After reading the data, copy it out in full and exactly.

(Recorded data begins)

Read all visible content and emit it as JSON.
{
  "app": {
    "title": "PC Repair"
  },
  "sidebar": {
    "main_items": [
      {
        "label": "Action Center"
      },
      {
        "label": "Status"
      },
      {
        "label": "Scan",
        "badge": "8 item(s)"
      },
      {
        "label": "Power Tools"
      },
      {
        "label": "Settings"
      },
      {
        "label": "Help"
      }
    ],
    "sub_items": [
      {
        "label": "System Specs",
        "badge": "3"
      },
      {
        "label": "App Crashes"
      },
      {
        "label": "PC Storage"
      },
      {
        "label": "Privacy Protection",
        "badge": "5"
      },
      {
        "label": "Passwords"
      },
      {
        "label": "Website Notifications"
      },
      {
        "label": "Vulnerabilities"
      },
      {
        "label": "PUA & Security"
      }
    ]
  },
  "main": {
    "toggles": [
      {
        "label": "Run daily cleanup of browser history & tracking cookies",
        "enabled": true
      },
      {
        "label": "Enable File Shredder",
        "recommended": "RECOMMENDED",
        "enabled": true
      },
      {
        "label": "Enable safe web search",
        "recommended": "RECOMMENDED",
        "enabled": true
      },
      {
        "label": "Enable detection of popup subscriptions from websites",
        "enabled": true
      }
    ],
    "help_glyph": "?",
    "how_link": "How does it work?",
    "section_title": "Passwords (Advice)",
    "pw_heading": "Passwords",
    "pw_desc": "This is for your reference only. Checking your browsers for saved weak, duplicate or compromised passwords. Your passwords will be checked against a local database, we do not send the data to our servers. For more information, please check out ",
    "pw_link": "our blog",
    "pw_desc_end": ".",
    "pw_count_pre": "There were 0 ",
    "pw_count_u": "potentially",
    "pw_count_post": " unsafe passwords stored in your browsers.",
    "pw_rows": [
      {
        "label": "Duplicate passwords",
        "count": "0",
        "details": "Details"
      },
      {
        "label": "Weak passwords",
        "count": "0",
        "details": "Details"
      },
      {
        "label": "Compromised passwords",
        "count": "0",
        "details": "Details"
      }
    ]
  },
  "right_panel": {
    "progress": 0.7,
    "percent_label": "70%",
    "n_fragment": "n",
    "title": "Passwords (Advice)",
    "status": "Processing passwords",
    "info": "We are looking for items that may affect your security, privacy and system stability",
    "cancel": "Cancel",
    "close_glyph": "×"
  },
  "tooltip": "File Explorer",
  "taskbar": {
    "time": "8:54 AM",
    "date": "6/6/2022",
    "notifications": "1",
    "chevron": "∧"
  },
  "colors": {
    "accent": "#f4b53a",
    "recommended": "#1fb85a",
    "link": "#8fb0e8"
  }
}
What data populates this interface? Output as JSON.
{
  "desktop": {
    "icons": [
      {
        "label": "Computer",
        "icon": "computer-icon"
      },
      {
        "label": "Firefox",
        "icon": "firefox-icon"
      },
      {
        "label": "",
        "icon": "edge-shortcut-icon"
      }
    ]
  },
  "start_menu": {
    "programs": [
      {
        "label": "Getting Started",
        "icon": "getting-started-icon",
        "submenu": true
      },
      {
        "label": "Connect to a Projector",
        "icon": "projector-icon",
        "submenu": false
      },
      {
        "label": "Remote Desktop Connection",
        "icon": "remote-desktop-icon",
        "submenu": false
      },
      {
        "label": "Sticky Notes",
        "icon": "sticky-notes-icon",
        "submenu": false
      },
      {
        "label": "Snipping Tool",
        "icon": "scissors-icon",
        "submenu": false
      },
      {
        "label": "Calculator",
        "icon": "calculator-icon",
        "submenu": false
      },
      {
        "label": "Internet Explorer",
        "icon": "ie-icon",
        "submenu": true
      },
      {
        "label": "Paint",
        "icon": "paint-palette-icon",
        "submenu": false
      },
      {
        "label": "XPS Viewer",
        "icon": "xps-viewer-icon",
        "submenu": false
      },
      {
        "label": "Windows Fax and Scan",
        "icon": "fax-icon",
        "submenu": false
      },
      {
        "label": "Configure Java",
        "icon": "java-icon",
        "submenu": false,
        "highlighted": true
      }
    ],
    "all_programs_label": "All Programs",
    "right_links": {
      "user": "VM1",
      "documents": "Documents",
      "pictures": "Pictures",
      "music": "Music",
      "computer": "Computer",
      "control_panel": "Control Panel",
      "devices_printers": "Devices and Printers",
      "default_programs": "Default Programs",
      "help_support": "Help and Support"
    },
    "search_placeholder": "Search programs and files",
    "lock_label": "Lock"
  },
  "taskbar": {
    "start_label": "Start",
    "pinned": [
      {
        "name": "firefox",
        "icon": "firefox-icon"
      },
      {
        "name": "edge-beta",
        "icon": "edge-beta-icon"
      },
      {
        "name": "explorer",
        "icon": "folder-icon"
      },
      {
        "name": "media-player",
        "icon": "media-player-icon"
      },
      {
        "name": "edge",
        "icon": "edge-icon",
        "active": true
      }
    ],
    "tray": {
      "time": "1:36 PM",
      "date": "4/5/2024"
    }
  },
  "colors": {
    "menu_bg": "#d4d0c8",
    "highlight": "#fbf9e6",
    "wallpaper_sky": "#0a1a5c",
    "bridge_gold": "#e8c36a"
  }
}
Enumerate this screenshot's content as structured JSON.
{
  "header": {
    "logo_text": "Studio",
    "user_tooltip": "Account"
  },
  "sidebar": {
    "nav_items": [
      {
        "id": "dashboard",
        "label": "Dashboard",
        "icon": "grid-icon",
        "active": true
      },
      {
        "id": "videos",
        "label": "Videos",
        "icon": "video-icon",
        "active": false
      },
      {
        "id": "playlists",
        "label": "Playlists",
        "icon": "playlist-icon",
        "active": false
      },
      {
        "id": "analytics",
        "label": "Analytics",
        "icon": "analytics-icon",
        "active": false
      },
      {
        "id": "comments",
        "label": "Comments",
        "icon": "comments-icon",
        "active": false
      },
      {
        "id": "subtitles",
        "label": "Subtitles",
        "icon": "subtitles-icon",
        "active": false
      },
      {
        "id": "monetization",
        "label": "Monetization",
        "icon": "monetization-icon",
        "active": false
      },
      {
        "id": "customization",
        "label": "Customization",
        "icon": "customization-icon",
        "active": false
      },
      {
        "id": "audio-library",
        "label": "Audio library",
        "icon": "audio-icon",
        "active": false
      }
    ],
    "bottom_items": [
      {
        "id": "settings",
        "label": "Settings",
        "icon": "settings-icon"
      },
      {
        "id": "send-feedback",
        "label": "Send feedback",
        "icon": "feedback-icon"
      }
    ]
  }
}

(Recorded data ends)

Solution for this task.
Read all visible content and emit it as JSON.
{
  "app": {
    "title": "PC Repair"
  },
  "sidebar": {
    "main_items": [
      {
        "label": "Action Center"
      },
      {
        "label": "Status"
      },
      {
        "label": "Scan",
        "badge": "8 item(s)"
      },
      {
        "label": "Power Tools"
      },
      {
        "label": "Settings"
      },
      {
        "label": "Help"
      }
    ],
    "sub_items": [
      {
        "label": "System Specs",
        "badge": "3"
      },
      {
        "label": "App Crashes"
      },
      {
        "label": "PC Storage"
      },
      {
        "label": "Privacy Protection",
        "badge": "5"
      },
      {
        "label": "Passwords"
      },
      {
        "label": "Website Notifications"
      },
      {
        "label": "Vulnerabilities"
      },
      {
        "label": "PUA & Security"
      }
    ]
  },
  "main": {
    "toggles": [
      {
        "label": "Run daily cleanup of browser history & tracking cookies",
        "enabled": true
      },
      {
        "label": "Enable File Shredder",
        "recommended": "RECOMMENDED",
        "enabled": true
      },
      {
        "label": "Enable safe web search",
        "recommended": "RECOMMENDED",
        "enabled": true
      },
      {
        "label": "Enable detection of popup subscriptions from websites",
        "enabled": true
      }
    ],
    "help_glyph": "?",
    "how_link": "How does it work?",
    "section_title": "Passwords (Advice)",
    "pw_heading": "Passwords",
    "pw_desc": "This is for your reference only. Checking your browsers for saved weak, duplicate or compromised passwords. Your passwords will be checked against a local database, we do not send the data to our servers. For more information, please check out ",
    "pw_link": "our blog",
    "pw_desc_end": ".",
    "pw_count_pre": "There were 0 ",
    "pw_count_u": "potentially",
    "pw_count_post": " unsafe passwords stored in your browsers.",
    "pw_rows": [
      {
        "label": "Duplicate passwords",
        "count": "0",
        "details": "Details"
      },
      {
        "label": "Weak passwords",
        "count": "0",
        "details": "Details"
      },
      {
        "label": "Compromised passwords",
        "count": "0",
        "details": "Details"
      }
    ]
  },
  "right_panel": {
    "progress": 0.7,
    "percent_label": "70%",
    "n_fragment": "n",
    "title": "Passwords (Advice)",
    "status": "Processing passwords",
    "info": "We are looking for items that may affect your security, privacy and system stability",
    "cancel": "Cancel",
    "close_glyph": "×"
  },
  "tooltip": "File Explorer",
  "taskbar": {
    "time": "8:54 AM",
    "date": "6/6/2022",
    "notifications": "1",
    "chevron": "∧"
  },
  "colors": {
    "accent": "#f4b53a",
    "recommended": "#1fb85a",
    "link": "#8fb0e8"
  }
}
What data populates this interface? Output as JSON.
{
  "desktop": {
    "icons": [
      {
        "label": "Computer",
        "icon": "computer-icon"
      },
      {
        "label": "Firefox",
        "icon": "firefox-icon"
      },
      {
        "label": "",
        "icon": "edge-shortcut-icon"
      }
    ]
  },
  "start_menu": {
    "programs": [
      {
        "label": "Getting Started",
        "icon": "getting-started-icon",
        "submenu": true
      },
      {
        "label": "Connect to a Projector",
        "icon": "projector-icon",
        "submenu": false
      },
      {
        "label": "Remote Desktop Connection",
        "icon": "remote-desktop-icon",
        "submenu": false
      },
      {
        "label": "Sticky Notes",
        "icon": "sticky-notes-icon",
        "submenu": false
      },
      {
        "label": "Snipping Tool",
        "icon": "scissors-icon",
        "submenu": false
      },
      {
        "label": "Calculator",
        "icon": "calculator-icon",
        "submenu": false
      },
      {
        "label": "Internet Explorer",
        "icon": "ie-icon",
        "submenu": true
      },
      {
        "label": "Paint",
        "icon": "paint-palette-icon",
        "submenu": false
      },
      {
        "label": "XPS Viewer",
        "icon": "xps-viewer-icon",
        "submenu": false
      },
      {
        "label": "Windows Fax and Scan",
        "icon": "fax-icon",
        "submenu": false
      },
      {
        "label": "Configure Java",
        "icon": "java-icon",
        "submenu": false,
        "highlighted": true
      }
    ],
    "all_programs_label": "All Programs",
    "right_links": {
      "user": "VM1",
      "documents": "Documents",
      "pictures": "Pictures",
      "music": "Music",
      "computer": "Computer",
      "control_panel": "Control Panel",
      "devices_printers": "Devices and Printers",
      "default_programs": "Default Programs",
      "help_support": "Help and Support"
    },
    "search_placeholder": "Search programs and files",
    "lock_label": "Lock"
  },
  "taskbar": {
    "start_label": "Start",
    "pinned": [
      {
        "name": "firefox",
        "icon": "firefox-icon"
      },
      {
        "name": "edge-beta",
        "icon": "edge-beta-icon"
      },
      {
        "name": "explorer",
        "icon": "folder-icon"
      },
      {
        "name": "media-player",
        "icon": "media-player-icon"
      },
      {
        "name": "edge",
        "icon": "edge-icon",
        "active": true
      }
    ],
    "tray": {
      "time": "1:36 PM",
      "date": "4/5/2024"
    }
  },
  "colors": {
    "menu_bg": "#d4d0c8",
    "highlight": "#fbf9e6",
    "wallpaper_sky": "#0a1a5c",
    "bridge_gold": "#e8c36a"
  }
}
Enumerate this screenshot's content as structured JSON.
{
  "header": {
    "logo_text": "Studio",
    "user_tooltip": "Account"
  },
  "sidebar": {
    "nav_items": [
      {
        "id": "dashboard",
        "label": "Dashboard",
        "icon": "grid-icon",
        "active": true
      },
      {
        "id": "videos",
        "label": "Videos",
        "icon": "video-icon",
        "active": false
      },
      {
        "id": "playlists",
        "label": "Playlists",
        "icon": "playlist-icon",
        "active": false
      },
      {
        "id": "analytics",
        "label": "Analytics",
        "icon": "analytics-icon",
        "active": false
      },
      {
        "id": "comments",
        "label": "Comments",
        "icon": "comments-icon",
        "active": false
      },
      {
        "id": "subtitles",
        "label": "Subtitles",
        "icon": "subtitles-icon",
        "active": false
      },
      {
        "id": "monetization",
        "label": "Monetization",
        "icon": "monetization-icon",
        "active": false
      },
      {
        "id": "customization",
        "label": "Customization",
        "icon": "customization-icon",
        "active": false
      },
      {
        "id": "audio-library",
        "label": "Audio library",
        "icon": "audio-icon",
        "active": false
      }
    ],
    "bottom_items": [
      {
        "id": "settings",
        "label": "Settings",
        "icon": "settings-icon"
      },
      {
        "id": "send-feedback",
        "label": "Send feedback",
        "icon": "feedback-icon"
      }
    ]
  }
}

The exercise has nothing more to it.